** EXERCISE INPUT **
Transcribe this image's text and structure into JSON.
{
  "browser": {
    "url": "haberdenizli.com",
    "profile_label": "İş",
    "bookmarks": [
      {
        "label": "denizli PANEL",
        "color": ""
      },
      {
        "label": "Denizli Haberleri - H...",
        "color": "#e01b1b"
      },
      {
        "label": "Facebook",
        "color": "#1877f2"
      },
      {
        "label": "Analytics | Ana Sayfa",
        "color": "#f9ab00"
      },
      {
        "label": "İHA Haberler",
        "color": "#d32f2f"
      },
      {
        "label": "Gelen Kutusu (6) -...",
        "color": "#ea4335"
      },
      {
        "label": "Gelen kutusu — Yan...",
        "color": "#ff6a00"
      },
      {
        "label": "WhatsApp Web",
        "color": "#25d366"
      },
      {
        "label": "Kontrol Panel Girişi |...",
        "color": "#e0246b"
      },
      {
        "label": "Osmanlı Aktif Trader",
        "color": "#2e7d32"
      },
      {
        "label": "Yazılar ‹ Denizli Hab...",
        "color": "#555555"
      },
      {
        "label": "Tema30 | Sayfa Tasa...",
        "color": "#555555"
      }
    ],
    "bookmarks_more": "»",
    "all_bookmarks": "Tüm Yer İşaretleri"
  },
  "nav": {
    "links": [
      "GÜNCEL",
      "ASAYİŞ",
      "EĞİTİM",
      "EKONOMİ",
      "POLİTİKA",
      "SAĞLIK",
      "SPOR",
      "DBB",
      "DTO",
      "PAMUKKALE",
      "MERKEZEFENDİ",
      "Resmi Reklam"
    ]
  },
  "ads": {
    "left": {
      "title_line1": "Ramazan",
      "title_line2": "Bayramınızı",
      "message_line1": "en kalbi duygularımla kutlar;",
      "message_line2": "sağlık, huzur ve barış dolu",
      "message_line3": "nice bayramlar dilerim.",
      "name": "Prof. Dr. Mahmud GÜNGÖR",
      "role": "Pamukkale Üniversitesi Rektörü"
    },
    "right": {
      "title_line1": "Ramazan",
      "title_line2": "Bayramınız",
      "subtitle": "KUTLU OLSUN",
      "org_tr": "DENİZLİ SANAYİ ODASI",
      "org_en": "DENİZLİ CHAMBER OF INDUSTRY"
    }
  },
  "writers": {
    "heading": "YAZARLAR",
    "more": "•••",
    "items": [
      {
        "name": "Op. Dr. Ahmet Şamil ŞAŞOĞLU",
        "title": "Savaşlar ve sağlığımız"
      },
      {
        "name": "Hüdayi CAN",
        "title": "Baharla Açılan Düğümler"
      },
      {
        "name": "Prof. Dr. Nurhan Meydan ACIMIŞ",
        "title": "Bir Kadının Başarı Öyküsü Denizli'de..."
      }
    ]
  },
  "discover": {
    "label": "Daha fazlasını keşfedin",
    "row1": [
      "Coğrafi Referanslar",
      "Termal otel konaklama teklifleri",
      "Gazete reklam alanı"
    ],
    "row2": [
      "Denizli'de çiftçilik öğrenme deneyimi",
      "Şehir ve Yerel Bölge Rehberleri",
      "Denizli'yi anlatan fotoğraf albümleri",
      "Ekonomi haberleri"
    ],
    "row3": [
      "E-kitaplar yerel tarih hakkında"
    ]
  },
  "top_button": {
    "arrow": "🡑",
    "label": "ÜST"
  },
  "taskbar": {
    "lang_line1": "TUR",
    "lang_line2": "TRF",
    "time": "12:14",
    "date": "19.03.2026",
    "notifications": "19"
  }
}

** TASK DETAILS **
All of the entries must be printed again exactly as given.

** SOLVED EXERCISE **
Transcribe this image's text and structure into JSON.
{
  "browser": {
    "url": "haberdenizli.com",
    "profile_label": "İş",
    "bookmarks": [
      {
        "label": "denizli PANEL",
        "color": ""
      },
      {
        "label": "Denizli Haberleri - H...",
        "color": "#e01b1b"
      },
      {
        "label": "Facebook",
        "color": "#1877f2"
      },
      {
        "label": "Analytics | Ana Sayfa",
        "color": "#f9ab00"
      },
      {
        "label": "İHA Haberler",
        "color": "#d32f2f"
      },
      {
        "label": "Gelen Kutusu (6) -...",
        "color": "#ea4335"
      },
      {
        "label": "Gelen kutusu — Yan...",
        "color": "#ff6a00"
      },
      {
        "label": "WhatsApp Web",
        "color": "#25d366"
      },
      {
        "label": "Kontrol Panel Girişi |...",
        "color": "#e0246b"
      },
      {
        "label": "Osmanlı Aktif Trader",
        "color": "#2e7d32"
      },
      {
        "label": "Yazılar ‹ Denizli Hab...",
        "color": "#555555"
      },
      {
        "label": "Tema30 | Sayfa Tasa...",
        "color": "#555555"
      }
    ],
    "bookmarks_more": "»",
    "all_bookmarks": "Tüm Yer İşaretleri"
  },
  "nav": {
    "links": [
      "GÜNCEL",
      "ASAYİŞ",
      "EĞİTİM",
      "EKONOMİ",
      "POLİTİKA",
      "SAĞLIK",
      "SPOR",
      "DBB",
      "DTO",
      "PAMUKKALE",
      "MERKEZEFENDİ",
      "Resmi Reklam"
    ]
  },
  "ads": {
    "left": {
      "title_line1": "Ramazan",
      "title_line2": "Bayramınızı",
      "message_line1": "en kalbi duygularımla kutlar;",
      "message_line2": "sağlık, huzur ve barış dolu",
      "message_line3": "nice bayramlar dilerim.",
      "name": "Prof. Dr. Mahmud GÜNGÖR",
      "role": "Pamukkale Üniversitesi Rektörü"
    },
    "right": {
      "title_line1": "Ramazan",
      "title_line2": "Bayramınız",
      "subtitle": "KUTLU OLSUN",
      "org_tr": "DENİZLİ SANAYİ ODASI",
      "org_en": "DENİZLİ CHAMBER OF INDUSTRY"
    }
  },
  "writers": {
    "heading": "YAZARLAR",
    "more": "•••",
    "items": [
      {
        "name": "Op. Dr. Ahmet Şamil ŞAŞOĞLU",
        "title": "Savaşlar ve sağlığımız"
      },
      {
        "name": "Hüdayi CAN",
        "title": "Baharla Açılan Düğümler"
      },
      {
        "name": "Prof. Dr. Nurhan Meydan ACIMIŞ",
        "title": "Bir Kadının Başarı Öyküsü Denizli'de..."
      }
    ]
  },
  "discover": {
    "label": "Daha fazlasını keşfedin",
    "row1": [
      "Coğrafi Referanslar",
      "Termal otel konaklama teklifleri",
      "Gazete reklam alanı"
    ],
    "row2": [
      "Denizli'de çiftçilik öğrenme deneyimi",
      "Şehir ve Yerel Bölge Rehberleri",
      "Denizli'yi anlatan fotoğraf albümleri",
      "Ekonomi haberleri"
    ],
    "row3": [
      "E-kitaplar yerel tarih hakkında"
    ]
  },
  "top_button": {
    "arrow": "🡑",
    "label": "ÜST"
  },
  "taskbar": {
    "lang_line1": "TUR",
    "lang_line2": "TRF",
    "time": "12:14",
    "date": "19.03.2026",
    "notifications": "19"
  }
}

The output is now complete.